(Data records)
* * *

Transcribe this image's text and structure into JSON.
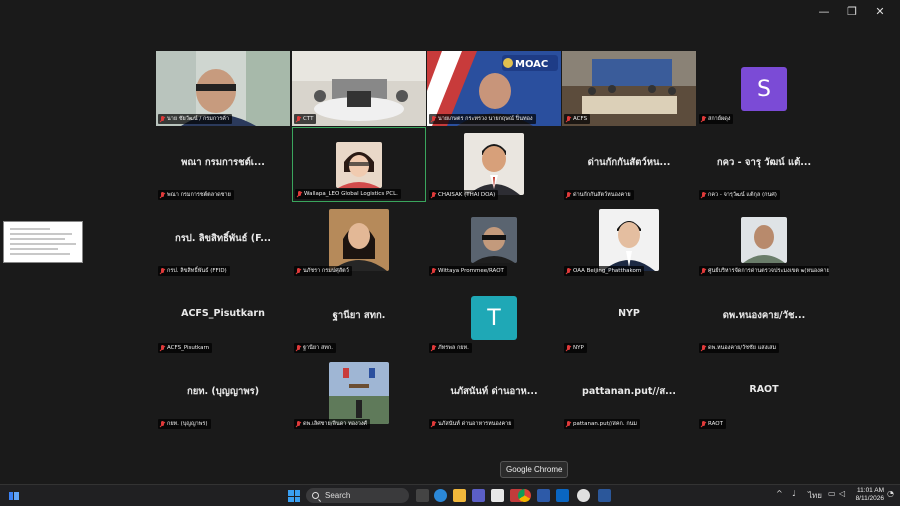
{
  "window": {
    "minimize": "—",
    "restore": "❐",
    "close": "✕"
  },
  "tiles": [
    {
      "id": "t1",
      "type": "video",
      "label": "นาย ชัยวัฒน์ / กรมการค้า"
    },
    {
      "id": "t2",
      "type": "video",
      "label": "CTT"
    },
    {
      "id": "t3",
      "type": "video",
      "label": "นายเกษตร กระทรวง นายกฤษณ์ ปิ่นทอง",
      "logo_text": "MOAC"
    },
    {
      "id": "t4",
      "type": "video",
      "label": "ACFS"
    },
    {
      "id": "t5",
      "type": "avatar",
      "letter": "S",
      "color": "#7b4bd6",
      "label": "สกาย์ผดุง"
    },
    {
      "id": "t6",
      "type": "name",
      "big": "พณา กรมการชต์เ...",
      "label": "พณา กรมการชต์ตลาดชาย"
    },
    {
      "id": "t7",
      "type": "photo",
      "label": "Wallapa_LEO Global Logistics PCL.",
      "active": true
    },
    {
      "id": "t8",
      "type": "photo",
      "label": "CHAISAK (THAI DOA)"
    },
    {
      "id": "t9",
      "type": "name",
      "big": "ด่านกักกันสัตว์หน...",
      "label": "ด่านกักกันสัตว์หนองคาย"
    },
    {
      "id": "t10",
      "type": "name",
      "big": "กคว - จารุ วัฒน์ แต้...",
      "label": "กคว - จารุวัฒน์ แต้กุล (กนศ)"
    },
    {
      "id": "t11",
      "type": "name",
      "big": "กรป. ลิขสิทธิ์พันธ์ (F...",
      "label": "กรป. ลิขสิทธิ์พันธ์ (FFID)"
    },
    {
      "id": "t12",
      "type": "photo",
      "label": "นภัชรา กรมปศุสัตว์"
    },
    {
      "id": "t13",
      "type": "photo",
      "label": "Wittaya Prommee/RAOT"
    },
    {
      "id": "t14",
      "type": "photo",
      "label": "OAA Beijing_Phatthakorn"
    },
    {
      "id": "t15",
      "type": "photo",
      "label": "ศูนย์บริหารจัดการด่านตรวจประมงเขต ๒(หนองคาย)..."
    },
    {
      "id": "t16",
      "type": "name",
      "big": "ACFS_Pisutkarn",
      "label": "ACFS_Pisutkarn"
    },
    {
      "id": "t17",
      "type": "name",
      "big": "ฐานียา สทก.",
      "label": "ฐานียา สทก."
    },
    {
      "id": "t18",
      "type": "avatar",
      "letter": "T",
      "color": "#1fa8b6",
      "label": "ภัทรพล กยท."
    },
    {
      "id": "t19",
      "type": "name",
      "big": "NYP",
      "label": "NYP"
    },
    {
      "id": "t20",
      "type": "name",
      "big": "ดพ.หนองคาย/วัช...",
      "label": "ดพ.หนองคาย/วัชชัย แสงเสม"
    },
    {
      "id": "t21",
      "type": "name",
      "big": "กยท. (บุญญาพร)",
      "label": "กยท. (บุญญาพร)"
    },
    {
      "id": "t22",
      "type": "photo",
      "label": "ดพ.เลิศชาย/ลินดา ทองวงศ์"
    },
    {
      "id": "t23",
      "type": "name",
      "big": "นภัสนันท์ ด่านอาห...",
      "label": "นภัสนันท์ ด่านอาหารหนองคาย"
    },
    {
      "id": "t24",
      "type": "name",
      "big": "pattanan.put//ส...",
      "label": "pattanan.put//สคก. กนม"
    },
    {
      "id": "t25",
      "type": "name",
      "big": "RAOT",
      "label": "RAOT"
    }
  ],
  "tooltip": "Google Chrome",
  "taskbar": {
    "search_label": "Search",
    "lang": "ไทย",
    "time": "11:01 AM",
    "date": "8/11/2026"
  }
}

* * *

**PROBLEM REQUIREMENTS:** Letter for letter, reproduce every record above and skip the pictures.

**OUTPUT:**
Transcribe this image's text and structure into JSON.
{
  "window": {
    "minimize": "—",
    "restore": "❐",
    "close": "✕"
  },
  "tiles": [
    {
      "id": "t1",
      "type": "video",
      "label": "นาย ชัยวัฒน์ / กรมการค้า"
    },
    {
      "id": "t2",
      "type": "video",
      "label": "CTT"
    },
    {
      "id": "t3",
      "type": "video",
      "label": "นายเกษตร กระทรวง นายกฤษณ์ ปิ่นทอง",
      "logo_text": "MOAC"
    },
    {
      "id": "t4",
      "type": "video",
      "label": "ACFS"
    },
    {
      "id": "t5",
      "type": "avatar",
      "letter": "S",
      "color": "#7b4bd6",
      "label": "สกาย์ผดุง"
    },
    {
      "id": "t6",
      "type": "name",
      "big": "พณา กรมการชต์เ...",
      "label": "พณา กรมการชต์ตลาดชาย"
    },
    {
      "id": "t7",
      "type": "photo",
      "label": "Wallapa_LEO Global Logistics PCL.",
      "active": true
    },
    {
      "id": "t8",
      "type": "photo",
      "label": "CHAISAK (THAI DOA)"
    },
    {
      "id": "t9",
      "type": "name",
      "big": "ด่านกักกันสัตว์หน...",
      "label": "ด่านกักกันสัตว์หนองคาย"
    },
    {
      "id": "t10",
      "type": "name",
      "big": "กคว - จารุ วัฒน์ แต้...",
      "label": "กคว - จารุวัฒน์ แต้กุล (กนศ)"
    },
    {
      "id": "t11",
      "type": "name",
      "big": "กรป. ลิขสิทธิ์พันธ์ (F...",
      "label": "กรป. ลิขสิทธิ์พันธ์ (FFID)"
    },
    {
      "id": "t12",
      "type": "photo",
      "label": "นภัชรา กรมปศุสัตว์"
    },
    {
      "id": "t13",
      "type": "photo",
      "label": "Wittaya Prommee/RAOT"
    },
    {
      "id": "t14",
      "type": "photo",
      "label": "OAA Beijing_Phatthakorn"
    },
    {
      "id": "t15",
      "type": "photo",
      "label": "ศูนย์บริหารจัดการด่านตรวจประมงเขต ๒(หนองคาย)..."
    },
    {
      "id": "t16",
      "type": "name",
      "big": "ACFS_Pisutkarn",
      "label": "ACFS_Pisutkarn"
    },
    {
      "id": "t17",
      "type": "name",
      "big": "ฐานียา สทก.",
      "label": "ฐานียา สทก."
    },
    {
      "id": "t18",
      "type": "avatar",
      "letter": "T",
      "color": "#1fa8b6",
      "label": "ภัทรพล กยท."
    },
    {
      "id": "t19",
      "type": "name",
      "big": "NYP",
      "label": "NYP"
    },
    {
      "id": "t20",
      "type": "name",
      "big": "ดพ.หนองคาย/วัช...",
      "label": "ดพ.หนองคาย/วัชชัย แสงเสม"
    },
    {
      "id": "t21",
      "type": "name",
      "big": "กยท. (บุญญาพร)",
      "label": "กยท. (บุญญาพร)"
    },
    {
      "id": "t22",
      "type": "photo",
      "label": "ดพ.เลิศชาย/ลินดา ทองวงศ์"
    },
    {
      "id": "t23",
      "type": "name",
      "big": "นภัสนันท์ ด่านอาห...",
      "label": "นภัสนันท์ ด่านอาหารหนองคาย"
    },
    {
      "id": "t24",
      "type": "name",
      "big": "pattanan.put//ส...",
      "label": "pattanan.put//สคก. กนม"
    },
    {
      "id": "t25",
      "type": "name",
      "big": "RAOT",
      "label": "RAOT"
    }
  ],
  "tooltip": "Google Chrome",
  "taskbar": {
    "search_label": "Search",
    "lang": "ไทย",
    "time": "11:01 AM",
    "date": "8/11/2026"
  }
}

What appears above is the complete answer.